Since 1991, the Winter Adapted Games (WAG) has benefited both Queen’s students and the members of the Kingston community. Hosted in January, it is a fun-filled day of non-competitive games and activities for individuals who have an identified disability. In keeping with the goal of a more accepting society, it is an inclusive event for individuals of all ages who might otherwise miss out on opportunities for physical activity.
Organized by the SKHS and the School of Rehabilitation Therapy, Queen’s students are increasingly encouraged by the shining abilities demonstrated by WAG participants. Though WAG occurs only once a year, its organizers seek to provide the motivation and confidence to pursue physical activity elsewhere.
The 2021-22 WAG Committee is now recruiting! Apply Now! Deadline is Sept.17, 2021 at midnight.

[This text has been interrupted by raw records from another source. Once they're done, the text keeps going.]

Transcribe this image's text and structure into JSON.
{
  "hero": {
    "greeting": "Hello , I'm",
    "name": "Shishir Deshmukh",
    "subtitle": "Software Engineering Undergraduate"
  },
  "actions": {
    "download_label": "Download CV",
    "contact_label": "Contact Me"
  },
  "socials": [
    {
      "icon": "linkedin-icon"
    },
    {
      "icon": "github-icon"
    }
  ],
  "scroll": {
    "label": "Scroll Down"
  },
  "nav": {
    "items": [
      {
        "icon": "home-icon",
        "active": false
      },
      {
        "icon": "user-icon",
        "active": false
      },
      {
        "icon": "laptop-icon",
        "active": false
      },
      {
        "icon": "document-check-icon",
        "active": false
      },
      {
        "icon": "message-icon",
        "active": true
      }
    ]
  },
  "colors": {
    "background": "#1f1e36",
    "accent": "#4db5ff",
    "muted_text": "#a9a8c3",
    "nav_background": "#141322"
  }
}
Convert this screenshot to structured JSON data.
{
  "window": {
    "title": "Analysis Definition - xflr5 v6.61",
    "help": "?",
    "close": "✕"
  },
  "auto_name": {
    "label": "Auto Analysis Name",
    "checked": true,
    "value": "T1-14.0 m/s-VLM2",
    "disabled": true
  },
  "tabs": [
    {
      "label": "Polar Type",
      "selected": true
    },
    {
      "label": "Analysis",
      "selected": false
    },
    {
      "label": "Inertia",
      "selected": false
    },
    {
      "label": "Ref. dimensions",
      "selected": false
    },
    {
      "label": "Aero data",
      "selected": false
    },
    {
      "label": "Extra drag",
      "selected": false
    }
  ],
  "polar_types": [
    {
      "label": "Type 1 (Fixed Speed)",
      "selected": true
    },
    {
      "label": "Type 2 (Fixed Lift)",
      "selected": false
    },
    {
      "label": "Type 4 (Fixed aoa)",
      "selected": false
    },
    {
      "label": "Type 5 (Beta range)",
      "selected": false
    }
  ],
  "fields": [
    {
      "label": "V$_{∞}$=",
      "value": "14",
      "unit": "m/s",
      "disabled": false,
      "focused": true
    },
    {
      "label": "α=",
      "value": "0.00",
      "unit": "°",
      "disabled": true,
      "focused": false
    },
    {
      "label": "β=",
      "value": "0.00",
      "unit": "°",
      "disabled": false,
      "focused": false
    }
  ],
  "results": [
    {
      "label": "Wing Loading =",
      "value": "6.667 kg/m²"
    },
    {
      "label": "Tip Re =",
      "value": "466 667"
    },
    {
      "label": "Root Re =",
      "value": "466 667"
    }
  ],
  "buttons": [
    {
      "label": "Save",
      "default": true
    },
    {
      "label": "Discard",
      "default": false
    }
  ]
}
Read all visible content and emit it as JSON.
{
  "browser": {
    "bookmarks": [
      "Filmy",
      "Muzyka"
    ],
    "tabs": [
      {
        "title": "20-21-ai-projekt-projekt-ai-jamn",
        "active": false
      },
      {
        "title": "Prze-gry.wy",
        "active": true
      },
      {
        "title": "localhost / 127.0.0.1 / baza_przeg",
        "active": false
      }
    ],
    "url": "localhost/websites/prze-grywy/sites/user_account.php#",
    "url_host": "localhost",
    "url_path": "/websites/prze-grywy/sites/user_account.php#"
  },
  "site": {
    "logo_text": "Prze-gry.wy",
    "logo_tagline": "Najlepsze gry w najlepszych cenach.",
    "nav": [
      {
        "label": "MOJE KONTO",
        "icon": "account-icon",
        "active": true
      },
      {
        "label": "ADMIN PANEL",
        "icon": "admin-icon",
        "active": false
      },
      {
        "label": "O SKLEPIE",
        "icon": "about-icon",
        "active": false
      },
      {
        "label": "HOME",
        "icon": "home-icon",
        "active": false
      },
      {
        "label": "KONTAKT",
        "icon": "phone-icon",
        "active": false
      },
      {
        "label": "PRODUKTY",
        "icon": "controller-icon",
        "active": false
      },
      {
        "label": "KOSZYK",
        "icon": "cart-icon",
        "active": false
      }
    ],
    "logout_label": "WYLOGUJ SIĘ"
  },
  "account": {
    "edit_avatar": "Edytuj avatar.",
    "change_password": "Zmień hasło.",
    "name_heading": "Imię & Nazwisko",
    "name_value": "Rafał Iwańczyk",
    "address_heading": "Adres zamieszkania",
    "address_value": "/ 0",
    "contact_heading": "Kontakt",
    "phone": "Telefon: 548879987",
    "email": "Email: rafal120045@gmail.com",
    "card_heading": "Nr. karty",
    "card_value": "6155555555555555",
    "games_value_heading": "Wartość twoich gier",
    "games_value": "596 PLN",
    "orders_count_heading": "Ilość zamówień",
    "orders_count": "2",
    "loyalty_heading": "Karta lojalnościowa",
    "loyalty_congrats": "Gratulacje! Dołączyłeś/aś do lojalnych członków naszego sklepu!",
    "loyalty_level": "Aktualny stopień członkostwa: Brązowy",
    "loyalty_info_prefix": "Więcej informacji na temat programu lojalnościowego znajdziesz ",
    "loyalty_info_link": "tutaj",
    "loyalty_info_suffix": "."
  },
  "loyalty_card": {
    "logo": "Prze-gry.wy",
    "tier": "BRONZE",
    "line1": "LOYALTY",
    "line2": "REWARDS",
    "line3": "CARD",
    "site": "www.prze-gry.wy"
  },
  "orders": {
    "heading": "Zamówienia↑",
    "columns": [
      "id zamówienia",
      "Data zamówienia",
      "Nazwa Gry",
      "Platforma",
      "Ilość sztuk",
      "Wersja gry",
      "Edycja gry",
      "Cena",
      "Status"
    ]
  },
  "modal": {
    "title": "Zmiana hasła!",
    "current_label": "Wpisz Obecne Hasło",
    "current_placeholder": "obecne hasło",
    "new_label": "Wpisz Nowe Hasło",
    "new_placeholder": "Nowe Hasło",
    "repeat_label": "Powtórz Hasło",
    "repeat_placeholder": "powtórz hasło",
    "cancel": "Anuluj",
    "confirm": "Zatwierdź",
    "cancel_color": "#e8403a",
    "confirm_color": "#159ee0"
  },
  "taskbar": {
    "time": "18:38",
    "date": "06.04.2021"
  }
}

Since its inception in 2002, Motionball has raised more than $5,000,000 for Special Olympics Canada. Queen’s is the first official University chapter for the non-profit organization, which raised approximately $10,000 in 2016 alone.
Its mission is to plan integrated sporting events, creating relevant and meaningful experiences that help put the fun back into giving.
Founded in 2009, SwimAbility is a non-profit student initiative that aims to provide the organizational and logistical support necessary to facilitate the opening and operation of its programs across Canada. These chapters provide affordable and accessible one-on-one swimming instruction to children with specific needs.
Injury prevention is addressed by providing lessons specifically targeted and adapted to those children at highest risk of drowning in Canada. By using innovative techniques to dramatically cut operating expenses, as well as by actively fundraising, this initiative can offer private swimming instruction at an affordable rate even to those living under the poverty line.
The academic component offers one-on-one tutoring, reading, verbal skill support, and overall academic assistance. The athletic component of the program offers both sport instruction and fine/gross motor skill activities, depending on the individual capabilities of the children.
As a student-run organization, Raise The Bar seeks to connect the dots between all resources of health (ie. mental, physical, sexual, etc) and provide a more wholesome support for students at Queen’s University.
By providing the tips, tricks, and content needed to support this holistic view of health, students may then be able to ‘raise the bar’ for their own health standards and create a brighter future.